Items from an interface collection
::::
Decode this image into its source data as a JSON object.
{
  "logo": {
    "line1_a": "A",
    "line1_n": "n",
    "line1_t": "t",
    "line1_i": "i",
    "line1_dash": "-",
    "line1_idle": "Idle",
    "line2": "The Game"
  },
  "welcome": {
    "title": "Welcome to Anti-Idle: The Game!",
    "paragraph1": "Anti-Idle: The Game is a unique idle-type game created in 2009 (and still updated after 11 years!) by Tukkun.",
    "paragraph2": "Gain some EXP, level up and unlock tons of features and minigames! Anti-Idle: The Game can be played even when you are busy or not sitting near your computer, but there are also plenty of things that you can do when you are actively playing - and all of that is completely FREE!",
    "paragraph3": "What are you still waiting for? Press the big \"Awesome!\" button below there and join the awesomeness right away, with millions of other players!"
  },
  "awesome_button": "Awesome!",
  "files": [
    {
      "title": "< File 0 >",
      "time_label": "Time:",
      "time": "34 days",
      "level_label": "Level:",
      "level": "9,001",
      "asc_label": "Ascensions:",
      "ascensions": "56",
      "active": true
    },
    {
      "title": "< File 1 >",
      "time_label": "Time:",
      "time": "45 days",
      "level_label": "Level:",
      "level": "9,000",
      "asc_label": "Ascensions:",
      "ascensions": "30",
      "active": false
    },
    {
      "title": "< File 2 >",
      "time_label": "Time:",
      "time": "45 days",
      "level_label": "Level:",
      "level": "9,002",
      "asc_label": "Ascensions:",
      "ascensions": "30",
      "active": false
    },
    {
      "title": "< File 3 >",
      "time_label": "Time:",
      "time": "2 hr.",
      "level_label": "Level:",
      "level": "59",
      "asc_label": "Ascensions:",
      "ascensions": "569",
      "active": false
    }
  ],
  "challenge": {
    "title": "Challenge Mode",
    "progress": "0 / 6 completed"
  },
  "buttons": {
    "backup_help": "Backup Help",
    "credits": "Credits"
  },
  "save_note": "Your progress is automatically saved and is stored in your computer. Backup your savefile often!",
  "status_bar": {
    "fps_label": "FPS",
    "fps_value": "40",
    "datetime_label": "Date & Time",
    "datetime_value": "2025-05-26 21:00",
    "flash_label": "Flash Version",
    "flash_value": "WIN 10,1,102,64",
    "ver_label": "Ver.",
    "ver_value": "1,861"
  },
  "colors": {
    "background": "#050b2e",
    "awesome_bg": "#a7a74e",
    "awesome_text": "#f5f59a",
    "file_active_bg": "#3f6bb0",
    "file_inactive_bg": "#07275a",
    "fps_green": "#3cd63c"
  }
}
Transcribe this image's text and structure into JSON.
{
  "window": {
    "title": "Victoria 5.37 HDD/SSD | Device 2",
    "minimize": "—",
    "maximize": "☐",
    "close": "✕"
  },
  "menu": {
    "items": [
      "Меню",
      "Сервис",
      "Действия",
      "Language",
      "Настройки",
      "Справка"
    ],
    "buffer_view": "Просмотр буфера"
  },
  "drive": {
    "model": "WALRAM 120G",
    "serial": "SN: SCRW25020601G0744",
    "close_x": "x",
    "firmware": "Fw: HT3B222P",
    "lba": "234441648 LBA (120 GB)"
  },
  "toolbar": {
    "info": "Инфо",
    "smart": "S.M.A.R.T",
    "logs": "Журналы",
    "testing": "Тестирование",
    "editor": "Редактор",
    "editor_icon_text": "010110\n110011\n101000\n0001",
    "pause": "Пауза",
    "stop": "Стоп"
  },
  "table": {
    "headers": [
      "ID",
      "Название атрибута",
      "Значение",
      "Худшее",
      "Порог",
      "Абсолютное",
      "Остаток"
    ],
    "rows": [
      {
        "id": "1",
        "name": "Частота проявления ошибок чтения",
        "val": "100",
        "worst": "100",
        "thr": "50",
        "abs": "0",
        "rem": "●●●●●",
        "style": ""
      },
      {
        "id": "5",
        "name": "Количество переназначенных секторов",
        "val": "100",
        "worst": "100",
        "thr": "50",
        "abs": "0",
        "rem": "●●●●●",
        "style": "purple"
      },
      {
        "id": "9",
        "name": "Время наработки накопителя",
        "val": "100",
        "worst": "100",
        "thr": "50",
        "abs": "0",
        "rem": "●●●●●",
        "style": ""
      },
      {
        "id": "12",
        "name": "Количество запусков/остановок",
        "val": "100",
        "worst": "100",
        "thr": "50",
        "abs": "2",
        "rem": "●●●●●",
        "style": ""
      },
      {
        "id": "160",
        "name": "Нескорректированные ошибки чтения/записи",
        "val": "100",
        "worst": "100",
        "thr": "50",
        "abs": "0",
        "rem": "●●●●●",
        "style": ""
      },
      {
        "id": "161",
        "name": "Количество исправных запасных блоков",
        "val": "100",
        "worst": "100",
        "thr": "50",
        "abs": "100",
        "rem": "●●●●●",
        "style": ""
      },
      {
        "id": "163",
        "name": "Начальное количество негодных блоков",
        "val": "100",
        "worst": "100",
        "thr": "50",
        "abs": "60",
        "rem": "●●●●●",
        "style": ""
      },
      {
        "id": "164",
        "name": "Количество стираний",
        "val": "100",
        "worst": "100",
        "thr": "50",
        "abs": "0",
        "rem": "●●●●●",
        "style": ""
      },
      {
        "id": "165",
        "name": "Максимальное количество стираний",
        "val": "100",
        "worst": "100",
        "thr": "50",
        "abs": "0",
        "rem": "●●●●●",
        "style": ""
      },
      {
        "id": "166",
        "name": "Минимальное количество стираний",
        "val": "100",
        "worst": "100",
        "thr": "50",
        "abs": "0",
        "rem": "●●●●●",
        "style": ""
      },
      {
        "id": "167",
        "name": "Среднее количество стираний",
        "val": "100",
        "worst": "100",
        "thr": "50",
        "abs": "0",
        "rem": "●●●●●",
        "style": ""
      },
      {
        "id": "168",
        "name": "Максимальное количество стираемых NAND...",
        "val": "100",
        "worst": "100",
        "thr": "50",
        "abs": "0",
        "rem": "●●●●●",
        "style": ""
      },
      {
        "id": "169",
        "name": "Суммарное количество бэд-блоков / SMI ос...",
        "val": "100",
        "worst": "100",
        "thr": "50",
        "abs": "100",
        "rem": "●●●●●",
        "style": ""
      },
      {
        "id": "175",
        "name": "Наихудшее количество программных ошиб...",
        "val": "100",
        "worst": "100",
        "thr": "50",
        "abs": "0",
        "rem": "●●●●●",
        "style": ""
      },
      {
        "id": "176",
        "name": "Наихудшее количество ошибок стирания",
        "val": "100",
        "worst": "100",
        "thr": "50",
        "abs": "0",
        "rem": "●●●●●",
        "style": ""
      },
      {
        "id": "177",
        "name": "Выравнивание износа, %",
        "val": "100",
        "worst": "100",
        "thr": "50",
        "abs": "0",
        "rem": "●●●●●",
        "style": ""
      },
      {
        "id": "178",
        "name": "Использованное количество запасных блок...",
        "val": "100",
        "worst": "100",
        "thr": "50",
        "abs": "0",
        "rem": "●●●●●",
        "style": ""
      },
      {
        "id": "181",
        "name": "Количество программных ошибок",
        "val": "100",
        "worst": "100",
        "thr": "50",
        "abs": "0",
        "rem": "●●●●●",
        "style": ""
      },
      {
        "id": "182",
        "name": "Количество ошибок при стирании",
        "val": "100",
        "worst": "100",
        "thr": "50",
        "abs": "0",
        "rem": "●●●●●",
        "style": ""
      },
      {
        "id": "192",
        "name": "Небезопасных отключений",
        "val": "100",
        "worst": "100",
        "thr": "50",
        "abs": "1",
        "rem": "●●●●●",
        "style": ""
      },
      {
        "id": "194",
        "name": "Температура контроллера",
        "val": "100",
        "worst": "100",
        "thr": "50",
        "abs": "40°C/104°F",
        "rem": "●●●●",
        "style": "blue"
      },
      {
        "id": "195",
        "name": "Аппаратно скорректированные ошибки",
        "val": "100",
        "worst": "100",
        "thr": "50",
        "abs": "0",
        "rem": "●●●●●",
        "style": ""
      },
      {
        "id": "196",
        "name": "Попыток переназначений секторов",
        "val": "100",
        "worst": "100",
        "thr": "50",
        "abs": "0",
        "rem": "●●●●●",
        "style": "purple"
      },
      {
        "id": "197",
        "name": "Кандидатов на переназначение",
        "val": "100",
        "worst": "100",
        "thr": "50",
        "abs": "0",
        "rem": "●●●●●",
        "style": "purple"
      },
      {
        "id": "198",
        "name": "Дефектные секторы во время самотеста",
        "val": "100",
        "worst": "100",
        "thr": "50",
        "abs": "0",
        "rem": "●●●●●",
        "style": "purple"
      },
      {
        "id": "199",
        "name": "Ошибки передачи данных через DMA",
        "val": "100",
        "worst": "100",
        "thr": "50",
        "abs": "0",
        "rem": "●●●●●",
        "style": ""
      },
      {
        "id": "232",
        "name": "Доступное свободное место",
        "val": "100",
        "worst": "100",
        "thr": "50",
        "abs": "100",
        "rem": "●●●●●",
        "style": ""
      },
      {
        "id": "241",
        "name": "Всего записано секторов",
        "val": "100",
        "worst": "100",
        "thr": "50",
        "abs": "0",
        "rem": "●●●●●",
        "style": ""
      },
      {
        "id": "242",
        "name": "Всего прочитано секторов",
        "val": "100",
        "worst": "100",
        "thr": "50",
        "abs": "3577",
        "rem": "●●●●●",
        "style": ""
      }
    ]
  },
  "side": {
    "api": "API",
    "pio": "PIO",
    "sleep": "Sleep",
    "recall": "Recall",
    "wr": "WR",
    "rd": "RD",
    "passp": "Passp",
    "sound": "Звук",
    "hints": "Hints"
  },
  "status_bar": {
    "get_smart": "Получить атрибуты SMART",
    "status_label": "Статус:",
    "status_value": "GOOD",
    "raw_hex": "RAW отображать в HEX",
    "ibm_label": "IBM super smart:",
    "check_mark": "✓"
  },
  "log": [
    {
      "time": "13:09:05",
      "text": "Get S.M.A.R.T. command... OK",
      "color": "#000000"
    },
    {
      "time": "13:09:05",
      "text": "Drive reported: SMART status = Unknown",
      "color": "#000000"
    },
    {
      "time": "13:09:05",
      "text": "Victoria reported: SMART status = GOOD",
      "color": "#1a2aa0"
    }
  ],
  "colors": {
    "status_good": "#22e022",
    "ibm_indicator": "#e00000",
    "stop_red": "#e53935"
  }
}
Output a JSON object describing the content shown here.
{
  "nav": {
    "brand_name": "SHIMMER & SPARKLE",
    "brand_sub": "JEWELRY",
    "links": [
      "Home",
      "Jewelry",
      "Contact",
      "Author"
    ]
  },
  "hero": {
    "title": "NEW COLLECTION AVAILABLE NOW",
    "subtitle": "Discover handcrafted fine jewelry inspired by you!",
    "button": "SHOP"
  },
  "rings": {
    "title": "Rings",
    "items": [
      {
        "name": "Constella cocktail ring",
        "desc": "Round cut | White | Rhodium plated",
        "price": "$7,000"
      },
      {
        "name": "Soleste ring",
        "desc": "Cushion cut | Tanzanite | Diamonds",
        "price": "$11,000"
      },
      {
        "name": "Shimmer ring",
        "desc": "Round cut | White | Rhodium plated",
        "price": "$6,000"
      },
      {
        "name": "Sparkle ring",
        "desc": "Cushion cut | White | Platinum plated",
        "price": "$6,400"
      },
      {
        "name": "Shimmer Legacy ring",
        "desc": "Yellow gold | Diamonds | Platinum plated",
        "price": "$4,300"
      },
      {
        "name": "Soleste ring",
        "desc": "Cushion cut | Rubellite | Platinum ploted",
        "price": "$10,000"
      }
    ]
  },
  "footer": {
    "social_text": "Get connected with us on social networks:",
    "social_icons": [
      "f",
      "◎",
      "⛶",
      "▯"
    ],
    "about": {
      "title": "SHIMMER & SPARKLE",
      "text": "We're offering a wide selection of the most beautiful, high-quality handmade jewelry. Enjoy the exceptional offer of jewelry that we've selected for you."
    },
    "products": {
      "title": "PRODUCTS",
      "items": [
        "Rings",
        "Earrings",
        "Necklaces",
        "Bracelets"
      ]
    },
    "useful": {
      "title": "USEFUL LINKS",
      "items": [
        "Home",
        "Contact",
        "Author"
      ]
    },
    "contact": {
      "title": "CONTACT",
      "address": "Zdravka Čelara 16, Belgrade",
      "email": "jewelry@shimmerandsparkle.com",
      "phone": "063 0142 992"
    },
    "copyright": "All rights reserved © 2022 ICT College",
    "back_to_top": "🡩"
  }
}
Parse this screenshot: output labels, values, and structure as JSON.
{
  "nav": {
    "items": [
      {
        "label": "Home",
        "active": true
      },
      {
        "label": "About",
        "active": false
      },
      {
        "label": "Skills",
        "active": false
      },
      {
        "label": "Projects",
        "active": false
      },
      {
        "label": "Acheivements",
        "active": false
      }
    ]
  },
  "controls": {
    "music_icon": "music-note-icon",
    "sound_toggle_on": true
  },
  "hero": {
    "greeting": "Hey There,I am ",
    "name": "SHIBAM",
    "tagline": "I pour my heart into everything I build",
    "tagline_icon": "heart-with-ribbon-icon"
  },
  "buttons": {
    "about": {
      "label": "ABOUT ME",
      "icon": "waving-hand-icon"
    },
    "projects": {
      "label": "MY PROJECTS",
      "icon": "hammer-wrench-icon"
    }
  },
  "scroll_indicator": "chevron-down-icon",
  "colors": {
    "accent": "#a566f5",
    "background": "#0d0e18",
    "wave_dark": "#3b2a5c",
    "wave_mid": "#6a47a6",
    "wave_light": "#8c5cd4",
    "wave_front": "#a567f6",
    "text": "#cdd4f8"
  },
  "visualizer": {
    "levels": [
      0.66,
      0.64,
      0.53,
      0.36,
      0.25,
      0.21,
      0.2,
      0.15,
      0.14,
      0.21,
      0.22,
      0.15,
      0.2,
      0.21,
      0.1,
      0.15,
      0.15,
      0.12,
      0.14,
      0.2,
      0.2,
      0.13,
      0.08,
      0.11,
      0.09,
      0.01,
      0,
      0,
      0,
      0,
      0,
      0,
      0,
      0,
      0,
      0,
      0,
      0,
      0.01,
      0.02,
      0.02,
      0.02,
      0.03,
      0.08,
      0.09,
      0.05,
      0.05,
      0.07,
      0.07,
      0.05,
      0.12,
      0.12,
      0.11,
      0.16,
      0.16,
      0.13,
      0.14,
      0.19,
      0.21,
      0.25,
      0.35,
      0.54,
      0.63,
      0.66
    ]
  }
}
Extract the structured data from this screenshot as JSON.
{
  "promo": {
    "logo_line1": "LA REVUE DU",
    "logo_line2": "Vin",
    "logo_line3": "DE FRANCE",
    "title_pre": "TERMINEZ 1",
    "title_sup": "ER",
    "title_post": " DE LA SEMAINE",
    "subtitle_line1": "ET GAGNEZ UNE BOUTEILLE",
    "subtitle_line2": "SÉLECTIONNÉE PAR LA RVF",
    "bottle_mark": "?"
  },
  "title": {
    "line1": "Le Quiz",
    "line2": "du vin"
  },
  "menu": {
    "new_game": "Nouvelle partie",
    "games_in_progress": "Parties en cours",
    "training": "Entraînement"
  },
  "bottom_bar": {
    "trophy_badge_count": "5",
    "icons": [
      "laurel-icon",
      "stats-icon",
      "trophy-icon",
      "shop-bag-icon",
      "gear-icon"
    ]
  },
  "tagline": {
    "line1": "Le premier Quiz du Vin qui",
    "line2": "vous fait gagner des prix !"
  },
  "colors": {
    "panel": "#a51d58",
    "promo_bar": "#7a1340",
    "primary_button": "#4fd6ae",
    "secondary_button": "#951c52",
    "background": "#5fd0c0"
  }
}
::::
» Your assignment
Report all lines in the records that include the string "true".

» Written solution
      "active": true
        "active": true
    "sound_toggle_on": true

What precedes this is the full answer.